Source records:
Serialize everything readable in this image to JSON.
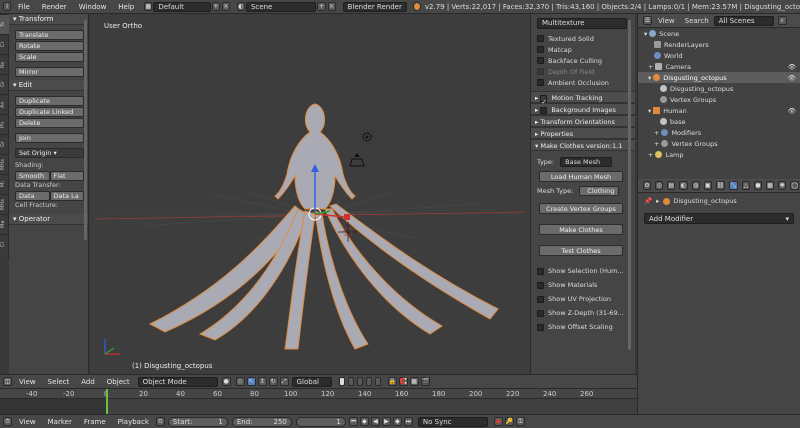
{
  "topbar": {
    "menus": [
      "File",
      "Render",
      "Window",
      "Help"
    ],
    "layout": "Default",
    "scene": "Scene",
    "engine": "Blender Render",
    "stats": "v2.79 | Verts:22,017 | Faces:32,370 | Tris:43,160 | Objects:2/4 | Lamps:0/1 | Mem:23.57M | Disgusting_octo"
  },
  "left_tabs": [
    "To",
    "Cr",
    "Re",
    "Gr",
    "An",
    "Ph",
    "Gr",
    "MHx",
    "Mi",
    "MHx",
    "Ma",
    "Cl"
  ],
  "toolshelf": {
    "transform_title": "Transform",
    "translate": "Translate",
    "rotate": "Rotate",
    "scale": "Scale",
    "mirror": "Mirror",
    "edit_title": "Edit",
    "duplicate": "Duplicate",
    "duplicate_linked": "Duplicate Linked",
    "delete": "Delete",
    "join": "Join",
    "set_origin": "Set Origin",
    "shading_label": "Shading:",
    "smooth": "Smooth",
    "flat": "Flat",
    "data_transfer_label": "Data Transfer:",
    "data": "Data",
    "data_la": "Data La",
    "cell_fracture_label": "Cell Fracture:",
    "operator_title": "Operator"
  },
  "viewport": {
    "view_label": "User Ortho",
    "object_label": "(1) Disgusting_octopus"
  },
  "properties_panel": {
    "dropdown": "Multitexture",
    "checks": [
      {
        "label": "Textured Solid",
        "on": false
      },
      {
        "label": "Matcap",
        "on": false
      },
      {
        "label": "Backface Culling",
        "on": false
      },
      {
        "label": "Depth Of Field",
        "on": false
      },
      {
        "label": "Ambient Occlusion",
        "on": false
      }
    ],
    "motion_tracking": "Motion Tracking",
    "background_images": "Background Images",
    "transform_orientations": "Transform Orientations",
    "properties": "Properties",
    "make_clothes": "Make Clothes version:1.1",
    "type_label": "Type:",
    "type_value": "Base Mesh",
    "load_human": "Load Human Mesh",
    "mesh_type_label": "Mesh Type:",
    "mesh_type_value": "Clothing",
    "create_vertex_groups": "Create Vertex Groups",
    "make_clothes_btn": "Make Clothes",
    "test_clothes": "Test Clothes",
    "show_options": [
      "Show Selection (Hum...",
      "Show Materials",
      "Show UV Projection",
      "Show Z-Depth (31-69...",
      "Show Offset Scaling"
    ]
  },
  "outliner": {
    "view": "View",
    "search": "Search",
    "filter": "All Scenes",
    "rows": [
      {
        "label": "Scene",
        "color": "#8aa8c8"
      },
      {
        "label": "RenderLayers",
        "color": "#9a9a9a"
      },
      {
        "label": "World",
        "color": "#6c8fbf"
      },
      {
        "label": "Camera",
        "color": "#b0b0b0"
      },
      {
        "label": "Disgusting_octopus",
        "color": "#e08a3c"
      },
      {
        "label": "Disgusting_octopus",
        "color": "#c3c3c3"
      },
      {
        "label": "Vertex Groups",
        "color": "#9a9a9a"
      },
      {
        "label": "Human",
        "color": "#e08a3c"
      },
      {
        "label": "base",
        "color": "#c3c3c3"
      },
      {
        "label": "Modifiers",
        "color": "#6c8fbf"
      },
      {
        "label": "Vertex Groups",
        "color": "#9a9a9a"
      },
      {
        "label": "Lamp",
        "color": "#e0c060"
      }
    ]
  },
  "modifier_panel": {
    "object_name": "Disgusting_octopus",
    "add_modifier": "Add Modifier"
  },
  "viewport_header": {
    "menus": [
      "View",
      "Select",
      "Add",
      "Object"
    ],
    "mode": "Object Mode",
    "orientation": "Global"
  },
  "timeline": {
    "ticks": [
      "-40",
      "-20",
      "0",
      "20",
      "40",
      "60",
      "80",
      "100",
      "120",
      "140",
      "160",
      "180",
      "200",
      "220",
      "240",
      "260"
    ],
    "menus": [
      "View",
      "Marker",
      "Frame",
      "Playback"
    ],
    "start_label": "Start:",
    "start": "1",
    "end_label": "End:",
    "end": "250",
    "current": "1",
    "sync": "No Sync"
  }
}
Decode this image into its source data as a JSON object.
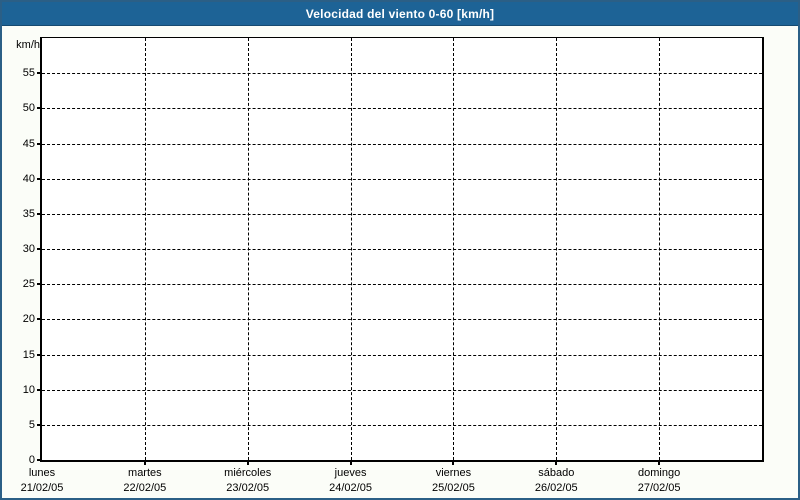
{
  "window": {
    "title": "Velocidad del viento 0-60 [km/h]"
  },
  "colors": {
    "titlebar_bg": "#1d6396",
    "titlebar_text": "#ffffff",
    "page_border": "#2b5f86",
    "page_bg": "#fbfdf8",
    "plot_bg": "#ffffff",
    "grid_and_axis": "#000000"
  },
  "chart_data": {
    "type": "line",
    "title": "Velocidad del viento 0-60 [km/h]",
    "ylabel": "km/h",
    "xlabel": "",
    "ylim": [
      0,
      60
    ],
    "y_ticks": [
      0,
      5,
      10,
      15,
      20,
      25,
      30,
      35,
      40,
      45,
      50,
      55
    ],
    "x_range_days": 7,
    "x_days": [
      {
        "day": "lunes",
        "date": "21/02/05"
      },
      {
        "day": "martes",
        "date": "22/02/05"
      },
      {
        "day": "miércoles",
        "date": "23/02/05"
      },
      {
        "day": "jueves",
        "date": "24/02/05"
      },
      {
        "day": "viernes",
        "date": "25/02/05"
      },
      {
        "day": "sábado",
        "date": "26/02/05"
      },
      {
        "day": "domingo",
        "date": "27/02/05"
      }
    ],
    "grid": "dashed, horizontal at every y tick and vertical at every day boundary",
    "legend": "none",
    "series": []
  }
}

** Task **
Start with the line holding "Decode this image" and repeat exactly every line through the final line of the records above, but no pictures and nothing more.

** Task solution **
Decode this image into its source data as a JSON object.
{
  "window": {
    "title": "Velocidad del viento 0-60 [km/h]"
  },
  "colors": {
    "titlebar_bg": "#1d6396",
    "titlebar_text": "#ffffff",
    "page_border": "#2b5f86",
    "page_bg": "#fbfdf8",
    "plot_bg": "#ffffff",
    "grid_and_axis": "#000000"
  },
  "chart_data": {
    "type": "line",
    "title": "Velocidad del viento 0-60 [km/h]",
    "ylabel": "km/h",
    "xlabel": "",
    "ylim": [
      0,
      60
    ],
    "y_ticks": [
      0,
      5,
      10,
      15,
      20,
      25,
      30,
      35,
      40,
      45,
      50,
      55
    ],
    "x_range_days": 7,
    "x_days": [
      {
        "day": "lunes",
        "date": "21/02/05"
      },
      {
        "day": "martes",
        "date": "22/02/05"
      },
      {
        "day": "miércoles",
        "date": "23/02/05"
      },
      {
        "day": "jueves",
        "date": "24/02/05"
      },
      {
        "day": "viernes",
        "date": "25/02/05"
      },
      {
        "day": "sábado",
        "date": "26/02/05"
      },
      {
        "day": "domingo",
        "date": "27/02/05"
      }
    ],
    "grid": "dashed, horizontal at every y tick and vertical at every day boundary",
    "legend": "none",
    "series": []
  }
}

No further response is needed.